REQUIREMENT
The number of lines holding "senzoru" is all you should give; count them in the records below.

DATA SECTION

★ ★ ★ ★ ★

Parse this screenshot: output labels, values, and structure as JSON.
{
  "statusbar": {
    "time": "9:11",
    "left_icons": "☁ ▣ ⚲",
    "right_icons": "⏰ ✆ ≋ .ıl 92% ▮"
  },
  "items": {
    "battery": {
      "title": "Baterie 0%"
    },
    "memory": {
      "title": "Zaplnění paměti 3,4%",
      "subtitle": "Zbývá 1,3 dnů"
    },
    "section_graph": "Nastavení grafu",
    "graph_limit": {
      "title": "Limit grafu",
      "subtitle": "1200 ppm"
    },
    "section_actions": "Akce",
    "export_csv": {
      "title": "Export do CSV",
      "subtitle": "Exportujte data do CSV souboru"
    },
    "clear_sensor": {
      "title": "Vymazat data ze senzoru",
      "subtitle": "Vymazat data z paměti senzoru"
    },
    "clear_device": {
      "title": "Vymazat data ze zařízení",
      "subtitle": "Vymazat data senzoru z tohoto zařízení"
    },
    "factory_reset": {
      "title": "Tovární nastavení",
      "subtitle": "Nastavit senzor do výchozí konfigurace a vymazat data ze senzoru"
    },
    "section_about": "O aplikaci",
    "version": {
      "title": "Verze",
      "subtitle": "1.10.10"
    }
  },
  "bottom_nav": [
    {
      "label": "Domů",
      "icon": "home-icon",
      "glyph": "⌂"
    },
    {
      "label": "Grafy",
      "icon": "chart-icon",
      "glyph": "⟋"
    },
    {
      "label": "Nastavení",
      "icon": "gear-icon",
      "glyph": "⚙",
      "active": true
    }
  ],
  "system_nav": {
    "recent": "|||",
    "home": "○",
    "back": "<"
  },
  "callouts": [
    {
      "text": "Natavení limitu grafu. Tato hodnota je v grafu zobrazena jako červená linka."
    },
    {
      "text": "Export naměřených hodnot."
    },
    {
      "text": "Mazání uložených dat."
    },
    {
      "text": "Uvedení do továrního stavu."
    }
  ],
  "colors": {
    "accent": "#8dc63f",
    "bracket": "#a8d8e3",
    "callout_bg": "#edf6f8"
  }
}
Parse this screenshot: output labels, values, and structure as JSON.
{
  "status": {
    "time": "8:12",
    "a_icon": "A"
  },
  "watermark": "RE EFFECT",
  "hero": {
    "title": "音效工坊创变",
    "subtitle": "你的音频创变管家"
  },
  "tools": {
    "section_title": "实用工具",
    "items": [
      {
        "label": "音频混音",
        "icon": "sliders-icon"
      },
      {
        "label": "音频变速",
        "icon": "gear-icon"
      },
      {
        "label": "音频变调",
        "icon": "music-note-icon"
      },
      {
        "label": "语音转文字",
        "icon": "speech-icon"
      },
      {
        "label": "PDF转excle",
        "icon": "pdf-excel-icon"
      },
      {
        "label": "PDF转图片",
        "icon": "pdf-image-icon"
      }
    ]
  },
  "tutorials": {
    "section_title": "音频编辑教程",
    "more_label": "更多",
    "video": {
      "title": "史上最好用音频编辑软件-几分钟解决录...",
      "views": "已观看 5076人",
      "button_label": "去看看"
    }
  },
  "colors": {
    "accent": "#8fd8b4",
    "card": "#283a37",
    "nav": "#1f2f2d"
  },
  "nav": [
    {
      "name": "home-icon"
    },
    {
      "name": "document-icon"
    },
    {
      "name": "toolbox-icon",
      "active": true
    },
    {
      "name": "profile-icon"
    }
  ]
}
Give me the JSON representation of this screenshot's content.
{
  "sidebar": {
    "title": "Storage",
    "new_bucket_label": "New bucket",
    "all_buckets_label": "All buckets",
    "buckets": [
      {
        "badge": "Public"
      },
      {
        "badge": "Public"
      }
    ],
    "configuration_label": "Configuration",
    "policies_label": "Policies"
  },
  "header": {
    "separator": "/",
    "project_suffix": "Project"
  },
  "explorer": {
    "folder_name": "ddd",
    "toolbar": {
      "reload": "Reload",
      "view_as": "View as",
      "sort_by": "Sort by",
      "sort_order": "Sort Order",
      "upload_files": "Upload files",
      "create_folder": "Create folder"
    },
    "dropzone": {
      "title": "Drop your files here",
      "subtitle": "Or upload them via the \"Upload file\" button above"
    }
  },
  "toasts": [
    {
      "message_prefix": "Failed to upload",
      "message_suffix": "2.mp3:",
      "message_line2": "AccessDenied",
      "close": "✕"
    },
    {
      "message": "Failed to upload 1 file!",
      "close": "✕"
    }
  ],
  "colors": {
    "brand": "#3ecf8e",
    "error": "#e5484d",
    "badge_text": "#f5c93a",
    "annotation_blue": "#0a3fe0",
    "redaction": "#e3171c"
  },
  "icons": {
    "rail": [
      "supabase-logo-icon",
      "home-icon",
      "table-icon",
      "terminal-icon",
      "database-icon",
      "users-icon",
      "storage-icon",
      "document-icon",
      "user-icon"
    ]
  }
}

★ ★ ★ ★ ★

SOLUTION TO THIS TASK
4